- What you are asked to do -
Find each line below that includes "Pure", then copy it.

(Collection entries)
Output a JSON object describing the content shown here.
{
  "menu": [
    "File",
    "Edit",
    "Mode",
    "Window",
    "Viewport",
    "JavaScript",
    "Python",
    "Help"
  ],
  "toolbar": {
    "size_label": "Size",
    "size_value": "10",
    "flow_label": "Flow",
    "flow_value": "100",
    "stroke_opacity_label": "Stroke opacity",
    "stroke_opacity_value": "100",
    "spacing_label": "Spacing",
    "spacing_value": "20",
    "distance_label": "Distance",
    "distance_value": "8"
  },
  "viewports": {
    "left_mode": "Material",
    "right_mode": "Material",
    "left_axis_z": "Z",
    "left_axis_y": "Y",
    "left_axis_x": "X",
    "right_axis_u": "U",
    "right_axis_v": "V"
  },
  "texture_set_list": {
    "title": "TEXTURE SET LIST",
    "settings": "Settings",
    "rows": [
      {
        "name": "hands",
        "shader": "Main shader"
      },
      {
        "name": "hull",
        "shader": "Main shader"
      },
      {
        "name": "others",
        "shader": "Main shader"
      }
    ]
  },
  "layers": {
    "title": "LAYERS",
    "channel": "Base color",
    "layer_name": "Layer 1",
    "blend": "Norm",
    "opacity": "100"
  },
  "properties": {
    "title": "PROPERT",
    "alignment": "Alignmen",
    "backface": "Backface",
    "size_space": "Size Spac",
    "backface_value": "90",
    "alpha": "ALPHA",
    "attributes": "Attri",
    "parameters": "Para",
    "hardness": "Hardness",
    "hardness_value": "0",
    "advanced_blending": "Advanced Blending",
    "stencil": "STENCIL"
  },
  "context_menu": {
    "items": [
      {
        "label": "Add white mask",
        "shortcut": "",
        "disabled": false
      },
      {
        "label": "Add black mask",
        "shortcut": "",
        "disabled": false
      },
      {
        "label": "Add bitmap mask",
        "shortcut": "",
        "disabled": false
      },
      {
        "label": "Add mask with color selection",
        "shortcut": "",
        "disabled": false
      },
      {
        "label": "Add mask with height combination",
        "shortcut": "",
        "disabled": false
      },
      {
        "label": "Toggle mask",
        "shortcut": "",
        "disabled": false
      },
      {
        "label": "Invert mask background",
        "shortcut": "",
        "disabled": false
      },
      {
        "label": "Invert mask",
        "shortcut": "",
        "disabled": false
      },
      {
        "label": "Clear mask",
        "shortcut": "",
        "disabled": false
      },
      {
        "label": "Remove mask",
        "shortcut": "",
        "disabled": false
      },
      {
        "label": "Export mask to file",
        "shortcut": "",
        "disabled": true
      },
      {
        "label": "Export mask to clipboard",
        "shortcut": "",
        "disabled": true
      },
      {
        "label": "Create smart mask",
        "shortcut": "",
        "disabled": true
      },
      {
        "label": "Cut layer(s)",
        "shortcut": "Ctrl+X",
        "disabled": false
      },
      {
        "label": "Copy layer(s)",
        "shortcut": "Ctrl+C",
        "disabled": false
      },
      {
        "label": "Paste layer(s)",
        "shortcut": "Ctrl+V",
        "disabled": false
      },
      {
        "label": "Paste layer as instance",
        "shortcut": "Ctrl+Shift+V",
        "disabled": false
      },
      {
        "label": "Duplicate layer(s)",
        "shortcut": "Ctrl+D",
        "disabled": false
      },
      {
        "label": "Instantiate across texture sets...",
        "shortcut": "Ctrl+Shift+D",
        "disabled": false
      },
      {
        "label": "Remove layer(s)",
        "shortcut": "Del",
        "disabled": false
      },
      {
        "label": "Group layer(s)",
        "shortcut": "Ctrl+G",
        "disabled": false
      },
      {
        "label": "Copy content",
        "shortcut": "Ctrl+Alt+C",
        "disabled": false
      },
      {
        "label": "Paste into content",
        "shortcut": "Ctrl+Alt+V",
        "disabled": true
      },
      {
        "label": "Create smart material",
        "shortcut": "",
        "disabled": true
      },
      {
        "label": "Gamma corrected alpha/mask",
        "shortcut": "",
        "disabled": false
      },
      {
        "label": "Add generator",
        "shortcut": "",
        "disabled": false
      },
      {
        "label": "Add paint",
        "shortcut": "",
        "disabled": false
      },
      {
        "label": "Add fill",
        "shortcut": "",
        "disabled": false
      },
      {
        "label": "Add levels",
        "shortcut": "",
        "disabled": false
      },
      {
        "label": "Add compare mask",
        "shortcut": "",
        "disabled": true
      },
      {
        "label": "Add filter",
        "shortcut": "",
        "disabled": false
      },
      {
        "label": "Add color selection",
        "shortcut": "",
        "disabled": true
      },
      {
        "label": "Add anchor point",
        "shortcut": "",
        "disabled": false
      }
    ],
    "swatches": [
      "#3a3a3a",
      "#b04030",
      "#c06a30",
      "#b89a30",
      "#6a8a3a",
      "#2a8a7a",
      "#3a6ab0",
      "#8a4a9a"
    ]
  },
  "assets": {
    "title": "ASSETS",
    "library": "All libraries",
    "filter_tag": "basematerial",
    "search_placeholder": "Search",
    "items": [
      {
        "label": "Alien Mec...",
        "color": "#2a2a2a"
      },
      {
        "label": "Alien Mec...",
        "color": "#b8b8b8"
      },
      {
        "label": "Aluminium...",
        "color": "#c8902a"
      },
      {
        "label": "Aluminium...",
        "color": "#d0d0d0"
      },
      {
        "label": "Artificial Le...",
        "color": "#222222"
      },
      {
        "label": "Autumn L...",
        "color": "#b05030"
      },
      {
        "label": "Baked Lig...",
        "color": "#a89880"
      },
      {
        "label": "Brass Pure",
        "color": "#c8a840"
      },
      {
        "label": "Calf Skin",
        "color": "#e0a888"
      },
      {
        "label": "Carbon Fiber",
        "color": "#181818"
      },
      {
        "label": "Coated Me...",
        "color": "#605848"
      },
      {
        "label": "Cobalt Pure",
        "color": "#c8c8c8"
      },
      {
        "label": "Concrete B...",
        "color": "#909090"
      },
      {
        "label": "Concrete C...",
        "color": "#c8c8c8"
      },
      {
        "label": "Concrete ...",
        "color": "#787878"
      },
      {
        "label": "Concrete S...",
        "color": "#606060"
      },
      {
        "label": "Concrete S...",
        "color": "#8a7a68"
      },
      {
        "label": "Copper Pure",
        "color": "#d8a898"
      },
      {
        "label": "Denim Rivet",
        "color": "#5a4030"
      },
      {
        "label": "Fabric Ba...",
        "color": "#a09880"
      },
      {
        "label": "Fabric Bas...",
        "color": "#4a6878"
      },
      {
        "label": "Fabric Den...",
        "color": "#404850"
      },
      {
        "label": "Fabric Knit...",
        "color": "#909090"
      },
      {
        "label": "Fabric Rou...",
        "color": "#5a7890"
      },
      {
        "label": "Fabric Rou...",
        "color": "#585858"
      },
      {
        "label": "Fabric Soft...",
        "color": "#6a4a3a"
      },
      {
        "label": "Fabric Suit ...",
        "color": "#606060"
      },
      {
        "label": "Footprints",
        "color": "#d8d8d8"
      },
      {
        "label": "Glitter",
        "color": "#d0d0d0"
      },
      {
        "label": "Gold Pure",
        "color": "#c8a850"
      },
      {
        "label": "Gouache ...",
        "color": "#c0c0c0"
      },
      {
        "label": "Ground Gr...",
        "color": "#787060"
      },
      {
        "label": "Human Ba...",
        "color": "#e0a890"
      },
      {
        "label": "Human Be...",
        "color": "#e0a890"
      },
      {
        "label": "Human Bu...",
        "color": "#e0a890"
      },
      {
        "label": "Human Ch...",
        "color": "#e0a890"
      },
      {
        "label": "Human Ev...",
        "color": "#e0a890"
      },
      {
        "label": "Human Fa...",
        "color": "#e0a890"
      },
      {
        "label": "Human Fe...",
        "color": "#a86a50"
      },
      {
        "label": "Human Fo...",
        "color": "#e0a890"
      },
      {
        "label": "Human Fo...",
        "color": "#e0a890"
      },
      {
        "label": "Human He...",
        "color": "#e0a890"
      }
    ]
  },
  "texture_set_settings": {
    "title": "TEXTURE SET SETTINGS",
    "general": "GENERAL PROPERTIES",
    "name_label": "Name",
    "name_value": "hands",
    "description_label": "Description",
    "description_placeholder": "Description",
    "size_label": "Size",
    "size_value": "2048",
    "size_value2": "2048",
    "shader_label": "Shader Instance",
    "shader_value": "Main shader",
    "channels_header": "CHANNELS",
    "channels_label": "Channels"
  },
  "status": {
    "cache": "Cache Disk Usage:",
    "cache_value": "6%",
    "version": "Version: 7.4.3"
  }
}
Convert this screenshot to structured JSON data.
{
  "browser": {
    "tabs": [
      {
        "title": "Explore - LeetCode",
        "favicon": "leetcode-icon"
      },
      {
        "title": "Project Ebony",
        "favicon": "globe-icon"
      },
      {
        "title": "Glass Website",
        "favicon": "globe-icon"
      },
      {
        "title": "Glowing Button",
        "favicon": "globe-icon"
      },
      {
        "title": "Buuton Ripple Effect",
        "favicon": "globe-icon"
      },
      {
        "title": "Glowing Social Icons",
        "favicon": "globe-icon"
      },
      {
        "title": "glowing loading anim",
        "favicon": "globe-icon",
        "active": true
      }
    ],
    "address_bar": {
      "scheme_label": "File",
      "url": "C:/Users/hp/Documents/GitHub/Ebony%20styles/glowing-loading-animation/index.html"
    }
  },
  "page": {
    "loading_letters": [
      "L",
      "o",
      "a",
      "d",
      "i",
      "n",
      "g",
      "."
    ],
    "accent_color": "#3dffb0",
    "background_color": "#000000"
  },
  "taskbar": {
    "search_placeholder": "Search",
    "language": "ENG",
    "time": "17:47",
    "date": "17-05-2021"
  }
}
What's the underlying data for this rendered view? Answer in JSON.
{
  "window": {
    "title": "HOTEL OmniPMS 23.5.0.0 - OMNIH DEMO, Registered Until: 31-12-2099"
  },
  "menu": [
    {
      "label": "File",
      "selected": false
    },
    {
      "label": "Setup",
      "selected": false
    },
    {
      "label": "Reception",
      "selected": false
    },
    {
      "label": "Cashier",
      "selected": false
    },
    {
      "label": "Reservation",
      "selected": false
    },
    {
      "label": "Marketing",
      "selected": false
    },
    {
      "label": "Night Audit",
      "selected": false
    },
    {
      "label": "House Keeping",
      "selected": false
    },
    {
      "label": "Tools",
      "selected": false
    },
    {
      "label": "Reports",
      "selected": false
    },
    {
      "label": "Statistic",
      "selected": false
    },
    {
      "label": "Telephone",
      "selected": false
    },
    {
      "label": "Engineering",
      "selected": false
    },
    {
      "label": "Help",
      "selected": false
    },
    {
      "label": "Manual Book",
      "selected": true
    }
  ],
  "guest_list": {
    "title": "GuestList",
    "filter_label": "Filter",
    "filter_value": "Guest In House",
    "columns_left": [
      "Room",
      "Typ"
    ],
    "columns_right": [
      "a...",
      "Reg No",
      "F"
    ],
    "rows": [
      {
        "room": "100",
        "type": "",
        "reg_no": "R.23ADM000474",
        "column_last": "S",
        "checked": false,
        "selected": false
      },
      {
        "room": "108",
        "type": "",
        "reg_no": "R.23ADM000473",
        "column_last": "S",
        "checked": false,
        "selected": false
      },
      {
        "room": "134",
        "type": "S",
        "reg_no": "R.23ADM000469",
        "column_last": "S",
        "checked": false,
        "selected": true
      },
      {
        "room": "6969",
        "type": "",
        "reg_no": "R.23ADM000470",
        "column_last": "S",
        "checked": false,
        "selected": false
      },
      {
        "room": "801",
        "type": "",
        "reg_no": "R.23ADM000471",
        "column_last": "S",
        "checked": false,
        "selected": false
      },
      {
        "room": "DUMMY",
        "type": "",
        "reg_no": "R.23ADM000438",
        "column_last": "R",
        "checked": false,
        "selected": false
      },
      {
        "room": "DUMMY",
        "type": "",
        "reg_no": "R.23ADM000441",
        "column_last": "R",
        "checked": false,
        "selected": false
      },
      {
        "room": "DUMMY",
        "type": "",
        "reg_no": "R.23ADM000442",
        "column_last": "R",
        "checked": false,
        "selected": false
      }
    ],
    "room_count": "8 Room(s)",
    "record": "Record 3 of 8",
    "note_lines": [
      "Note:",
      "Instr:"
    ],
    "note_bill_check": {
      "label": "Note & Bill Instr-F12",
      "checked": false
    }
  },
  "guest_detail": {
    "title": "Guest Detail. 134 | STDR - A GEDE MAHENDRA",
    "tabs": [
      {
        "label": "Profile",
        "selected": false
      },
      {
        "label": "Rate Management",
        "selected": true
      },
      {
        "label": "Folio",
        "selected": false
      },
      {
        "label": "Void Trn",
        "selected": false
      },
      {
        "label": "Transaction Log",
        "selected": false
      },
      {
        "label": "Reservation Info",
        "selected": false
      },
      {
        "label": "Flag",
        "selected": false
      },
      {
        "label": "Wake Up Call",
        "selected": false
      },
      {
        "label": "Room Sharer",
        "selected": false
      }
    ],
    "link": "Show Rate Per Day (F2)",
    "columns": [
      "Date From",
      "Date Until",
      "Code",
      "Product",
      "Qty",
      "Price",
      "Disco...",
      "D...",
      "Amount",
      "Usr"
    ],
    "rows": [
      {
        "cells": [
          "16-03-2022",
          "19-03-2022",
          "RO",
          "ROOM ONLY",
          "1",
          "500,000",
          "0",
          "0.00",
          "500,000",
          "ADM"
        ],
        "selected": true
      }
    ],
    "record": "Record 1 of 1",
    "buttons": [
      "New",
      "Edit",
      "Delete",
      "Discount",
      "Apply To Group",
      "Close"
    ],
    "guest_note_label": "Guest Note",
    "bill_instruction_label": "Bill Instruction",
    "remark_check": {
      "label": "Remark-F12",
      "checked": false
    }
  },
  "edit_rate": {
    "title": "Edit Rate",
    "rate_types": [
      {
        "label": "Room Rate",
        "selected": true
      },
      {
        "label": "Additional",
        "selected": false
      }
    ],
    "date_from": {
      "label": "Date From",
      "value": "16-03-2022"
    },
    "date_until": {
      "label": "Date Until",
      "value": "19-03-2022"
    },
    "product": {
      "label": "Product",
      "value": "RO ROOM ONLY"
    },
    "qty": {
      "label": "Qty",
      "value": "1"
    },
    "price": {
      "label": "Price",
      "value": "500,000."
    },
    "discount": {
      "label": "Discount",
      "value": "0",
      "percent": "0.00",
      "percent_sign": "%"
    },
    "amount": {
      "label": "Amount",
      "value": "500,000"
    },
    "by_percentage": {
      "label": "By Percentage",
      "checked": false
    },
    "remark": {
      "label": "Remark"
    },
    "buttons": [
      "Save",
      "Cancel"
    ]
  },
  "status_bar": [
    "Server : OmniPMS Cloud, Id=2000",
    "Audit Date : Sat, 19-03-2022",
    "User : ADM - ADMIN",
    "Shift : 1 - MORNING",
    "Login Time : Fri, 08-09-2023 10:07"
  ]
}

- Response for this exercise -
        "label": "Brass Pure",
        "label": "Cobalt Pure",
        "label": "Copper Pure",
        "label": "Gold Pure",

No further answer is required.